Notes:1registered parcel – ценная посылка;
2signal post – светофорная мачта;
3Postmaster General – министр почт.
Ex. 4. Answer the questions to the text.
1. Where and when did The Great Train Robbery take place?
2. What station did the mail train depart? What was its destination?
3. What did post staff do?
4. Was anything special about the second carriage behind the locomotive?
5. Why did the driver Jack Mills stop the train at a red signal?
6. What did the locomotive’s second man do?
7. What did he discover?
8. What happened to David Whitby upon his returning to the train?
9. What happened to the postal workers?
10. How strong was the gang?
11. Were they from Glasgow?
12. Was an experienced train driver able to operate a mainline diesel locomotive?
13. Who was to move the train to the bridge?
14. Did he want to do that?
15. What did the robbers do at the bridge?
16. What did they do to mislead the police?
17. Where was the robbers’ hideout?
18. Was any reward offered to the first person giving information about the persons responsible for the robbery?
19. How many gang members were arrested?
20. What sentences were passed on the robbers?
Ex. 1. Give the third form of the verbs. Mind the reading of the -ed ending.

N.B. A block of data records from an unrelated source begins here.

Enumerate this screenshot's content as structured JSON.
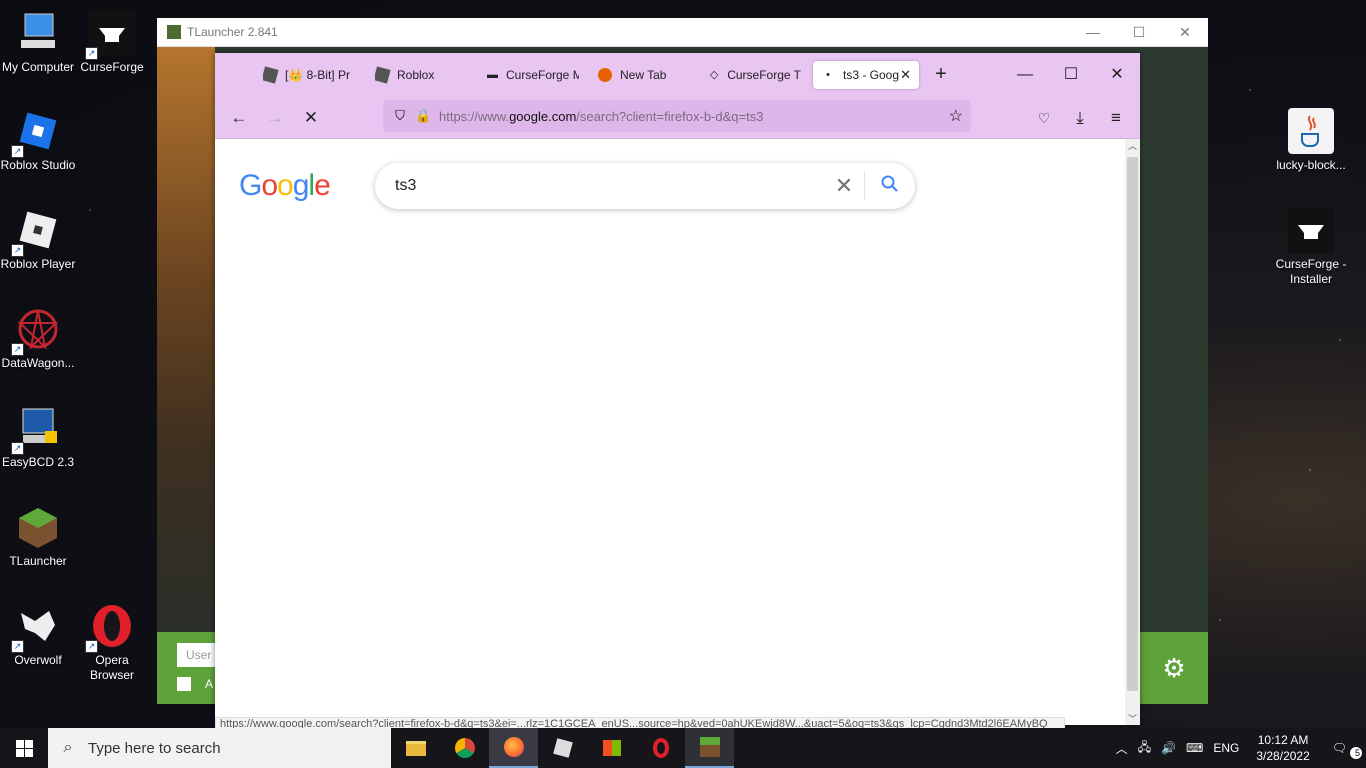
{
  "desktop": {
    "left_icons": [
      {
        "label": "My Computer"
      },
      {
        "label": "CurseForge"
      },
      {
        "label": "Roblox Studio"
      },
      {
        "label": "Roblox Player"
      },
      {
        "label": "DataWagon..."
      },
      {
        "label": "EasyBCD 2.3"
      },
      {
        "label": "TLauncher"
      },
      {
        "label": "Overwolf"
      },
      {
        "label": "Opera Browser"
      }
    ],
    "right_icons": [
      {
        "label": "lucky-block..."
      },
      {
        "label": "CurseForge - Installer"
      }
    ]
  },
  "tlauncher": {
    "title": "TLauncher 2.841",
    "user_placeholder": "User",
    "checkbox_label": "A"
  },
  "browser": {
    "tabs": [
      {
        "label": "[👑 8-Bit] Pr",
        "icon": "roblox-icon"
      },
      {
        "label": "Roblox",
        "icon": "roblox-icon"
      },
      {
        "label": "CurseForge M",
        "icon": "anvil-icon"
      },
      {
        "label": "New Tab",
        "icon": "firefox-icon"
      },
      {
        "label": "CurseForge T",
        "icon": "anvil-outline-icon"
      },
      {
        "label": "ts3 - Goog",
        "icon": "loading-dot-icon",
        "active": true
      }
    ],
    "url_prefix": "https://www.",
    "url_domain": "google.com",
    "url_suffix": "/search?client=firefox-b-d&q=ts3",
    "status_text": "https://www.google.com/search?client=firefox-b-d&q=ts3&ei=...rlz=1C1GCEA_enUS...source=hp&ved=0ahUKEwjd8W...&uact=5&oq=ts3&gs_lcp=Cgdnd3Mtd2l6EAMyBQ"
  },
  "google": {
    "logo": "Google",
    "query": "ts3"
  },
  "taskbar": {
    "search_placeholder": "Type here to search",
    "lang": "ENG",
    "time": "10:12 AM",
    "date": "3/28/2022",
    "notification_count": "5"
  }
}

to operate, to have, to be, to find, to consist, to carry, to do, to make, to tell, to use, to think, to write, to give, to design, to see, to go, to transport, to increase, to come, to pull, to begin, to become, to offer, to call, to take, to control, to send, to draw, to reach, to know, to say, to construct, to build.